Doctor of Laws, honoris causa

Tanya Talaga

For her award-winning journalism, for her excellence as a writer and lecturer, and for her outstanding commitment to telling the stories of Indigenous people, the university confers proudly upon Ms. Tanya Talaga the honorary degree of Doctor of Laws, honoris causa.

Ms. Talaga possesses the rare gift of storytelling, a tradition she shares with her Anishinaabe elders.

Ms. Talaga grew up in suburban Toronto as the daughter of a Polish-Canadian father and an Ojibwe mother. Her mother was raised by Indian Residential School survivors on the traditional Anishinaabe territory of Fort William First Nation, just outside of Thunder Bay. While she was in her 20s she learned she had a sister that was adopted out to a family in Manitoba and that her mother’s three brothers were in the child-welfare system, part of the ‘Sixties Scoop’, the name given to the taking of Indigenous children from their birth families and communities. This practice still occurs today.

She told some of her family’s stories in her 2017 book, Seven Fallen Feathers: Racism, Death and Hard Truths in a Northern City. Her book related the stories of seven Indigenous high school students who had died mysteriously in Thunder Bay. This national bestseller won the 2018 RBC Taylor Prize for excellence in the field of literary non-fiction in Canada. Seven Fallen Feathers also won the Shaughnessy Cohen Prize for Political Writing and the First Nation Communities Read: Young Adult/Adult Award; it was also named CBC’s Nonfiction Book of the Year.

In 2018, Ms. Talaga became the First Ojibwe woman to deliver the CBC Massey Lectures. This annual lecture series by distinguished writers, thinkers and scholars, explores important ideas and issues of contemporary interest. Her Massey Lectures were later published as her bestselling book, All Our Relations: Finding the Path Forward.

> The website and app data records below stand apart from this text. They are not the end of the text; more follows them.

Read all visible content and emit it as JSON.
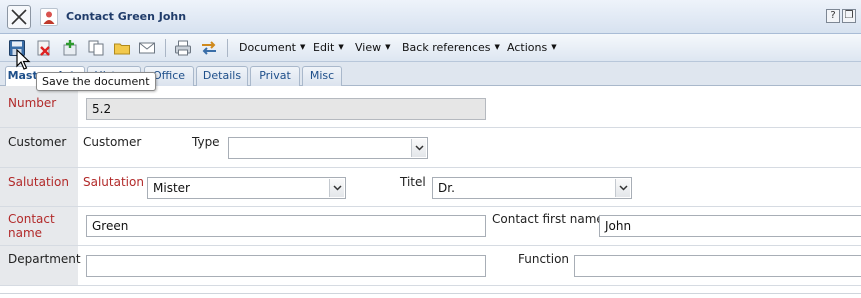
{
  "window": {
    "title": "Contact Green John",
    "help_label": "?",
    "window_label": "❐"
  },
  "toolbar": {
    "buttons": [
      "save-icon",
      "delete-icon",
      "add-icon",
      "copy-icon",
      "folder-icon",
      "mail-icon",
      "print-icon",
      "transfer-icon"
    ],
    "menus": [
      "Document",
      "Edit",
      "View",
      "Back references",
      "Actions"
    ]
  },
  "tooltip": "Save the document",
  "tabs": [
    "Master data",
    "History",
    "Office",
    "Details",
    "Privat",
    "Misc"
  ],
  "form": {
    "number": {
      "label": "Number",
      "value": "5.2"
    },
    "customer": {
      "label": "Customer",
      "text": "Customer",
      "type_label": "Type",
      "type_value": ""
    },
    "salutation": {
      "label": "Salutation",
      "inner_label": "Salutation",
      "value": "Mister",
      "titel_label": "Titel",
      "titel_value": "Dr."
    },
    "contact_name": {
      "label_line1": "Contact",
      "label_line2": "name",
      "value": "Green",
      "first_name_label": "Contact first name",
      "first_name_value": "John"
    },
    "department": {
      "label": "Department",
      "value": "",
      "function_label": "Function",
      "function_value": ""
    }
  },
  "colors": {
    "required_label": "#b22a2a",
    "tab_text": "#1e4f8a",
    "title_text": "#203c6a"
  }
}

For the past two decades, Ms. Talaga has worked as a journalist, most recently as a columnist with the Toronto Star, and has been nominated five times for the Michener Award in public service journalism. From 2017 to 2018, she served as an Atkinson Fellow in Public Policy through The Canadian Journalism Foundation.

Ms. Talaga branched into digital storytelling last year with her new Audible Original podcast, Seven Truths. Her podcasts explore beautifully what Ms. Talaga calls “the Seven Grandfather Teachings that guide Anishinaabe life—humility, love, honesty, bravery, respect, wisdom and truth”. Each program offers contemporary stories that highlight the fight for human rights among Canada's First Nation peoples.

Our university is proud to honour Ms. Talaga, an award-winning journalist, author and storyteller who shares Indigenous stories from across Canada and the world. Her work humanizes the legacy of residential schools and colonization, even as she shares her hope for a more inclusive and equitable future.